------ DATA IN THIS EXERCISE ------
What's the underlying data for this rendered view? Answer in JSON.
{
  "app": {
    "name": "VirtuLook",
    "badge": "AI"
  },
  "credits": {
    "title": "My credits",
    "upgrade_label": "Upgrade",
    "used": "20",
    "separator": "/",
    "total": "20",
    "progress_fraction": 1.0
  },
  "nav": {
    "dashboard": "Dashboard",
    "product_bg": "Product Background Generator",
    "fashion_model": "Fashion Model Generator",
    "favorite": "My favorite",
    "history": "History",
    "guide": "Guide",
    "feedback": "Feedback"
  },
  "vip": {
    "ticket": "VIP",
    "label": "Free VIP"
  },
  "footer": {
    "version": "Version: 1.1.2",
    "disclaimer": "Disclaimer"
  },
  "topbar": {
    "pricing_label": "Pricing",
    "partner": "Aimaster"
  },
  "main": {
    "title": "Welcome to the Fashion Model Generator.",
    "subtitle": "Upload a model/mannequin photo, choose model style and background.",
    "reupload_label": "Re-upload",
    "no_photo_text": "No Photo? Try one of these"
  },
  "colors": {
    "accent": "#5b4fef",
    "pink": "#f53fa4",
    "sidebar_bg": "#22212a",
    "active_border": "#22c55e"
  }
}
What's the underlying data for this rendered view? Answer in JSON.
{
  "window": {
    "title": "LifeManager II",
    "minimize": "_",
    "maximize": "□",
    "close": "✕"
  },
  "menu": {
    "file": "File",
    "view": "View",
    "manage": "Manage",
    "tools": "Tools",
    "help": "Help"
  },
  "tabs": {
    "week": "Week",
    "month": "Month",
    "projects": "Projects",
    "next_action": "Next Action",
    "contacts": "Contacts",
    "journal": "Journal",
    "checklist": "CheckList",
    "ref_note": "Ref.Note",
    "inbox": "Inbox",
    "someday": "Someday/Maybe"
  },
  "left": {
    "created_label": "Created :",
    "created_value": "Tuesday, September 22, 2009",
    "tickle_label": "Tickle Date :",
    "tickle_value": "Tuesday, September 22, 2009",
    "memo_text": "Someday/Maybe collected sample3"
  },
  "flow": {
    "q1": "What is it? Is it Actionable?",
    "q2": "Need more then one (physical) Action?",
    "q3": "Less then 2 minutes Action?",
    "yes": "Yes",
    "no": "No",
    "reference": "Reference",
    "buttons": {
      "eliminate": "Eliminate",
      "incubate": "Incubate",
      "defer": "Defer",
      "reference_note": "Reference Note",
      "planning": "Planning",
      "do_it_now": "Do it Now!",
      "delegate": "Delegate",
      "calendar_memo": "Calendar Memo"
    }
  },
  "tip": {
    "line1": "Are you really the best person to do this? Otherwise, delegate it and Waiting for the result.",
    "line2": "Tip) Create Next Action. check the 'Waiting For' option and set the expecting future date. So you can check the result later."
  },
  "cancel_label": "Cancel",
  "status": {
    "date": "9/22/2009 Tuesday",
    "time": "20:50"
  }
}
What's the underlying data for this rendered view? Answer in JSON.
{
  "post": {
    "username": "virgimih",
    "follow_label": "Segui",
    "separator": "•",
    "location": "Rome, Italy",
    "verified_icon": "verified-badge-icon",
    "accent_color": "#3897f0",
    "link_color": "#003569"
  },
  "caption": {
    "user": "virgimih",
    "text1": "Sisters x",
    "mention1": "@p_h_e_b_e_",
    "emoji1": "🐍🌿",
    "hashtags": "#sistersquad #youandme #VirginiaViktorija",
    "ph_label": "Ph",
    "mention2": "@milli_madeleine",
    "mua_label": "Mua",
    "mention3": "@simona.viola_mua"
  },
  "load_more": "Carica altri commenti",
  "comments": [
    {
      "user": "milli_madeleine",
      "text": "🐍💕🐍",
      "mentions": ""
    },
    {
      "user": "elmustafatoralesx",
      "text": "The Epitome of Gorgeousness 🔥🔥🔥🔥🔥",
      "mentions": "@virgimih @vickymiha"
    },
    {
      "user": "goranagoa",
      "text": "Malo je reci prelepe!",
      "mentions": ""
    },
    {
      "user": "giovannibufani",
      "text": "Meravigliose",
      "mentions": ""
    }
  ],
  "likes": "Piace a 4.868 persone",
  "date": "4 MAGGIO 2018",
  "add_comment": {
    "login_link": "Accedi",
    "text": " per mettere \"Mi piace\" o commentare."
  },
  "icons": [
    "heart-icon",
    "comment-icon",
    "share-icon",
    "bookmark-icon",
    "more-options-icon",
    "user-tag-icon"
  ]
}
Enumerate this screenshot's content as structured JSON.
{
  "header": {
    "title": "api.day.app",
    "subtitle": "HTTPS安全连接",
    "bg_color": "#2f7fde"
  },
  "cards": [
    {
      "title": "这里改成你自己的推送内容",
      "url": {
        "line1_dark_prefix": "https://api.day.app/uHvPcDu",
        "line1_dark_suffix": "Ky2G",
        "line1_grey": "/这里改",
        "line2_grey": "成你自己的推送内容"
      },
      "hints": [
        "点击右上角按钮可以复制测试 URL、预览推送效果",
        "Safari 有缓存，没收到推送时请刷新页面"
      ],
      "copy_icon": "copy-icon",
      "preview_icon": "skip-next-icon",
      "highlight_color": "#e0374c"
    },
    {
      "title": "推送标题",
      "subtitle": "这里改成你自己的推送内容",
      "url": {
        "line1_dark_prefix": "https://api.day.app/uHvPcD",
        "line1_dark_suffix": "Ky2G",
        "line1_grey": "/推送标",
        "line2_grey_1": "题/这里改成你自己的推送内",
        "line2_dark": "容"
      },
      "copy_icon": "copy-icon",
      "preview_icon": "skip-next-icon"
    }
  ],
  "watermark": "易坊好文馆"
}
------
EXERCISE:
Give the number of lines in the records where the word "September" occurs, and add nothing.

ANSWER SECTION:
2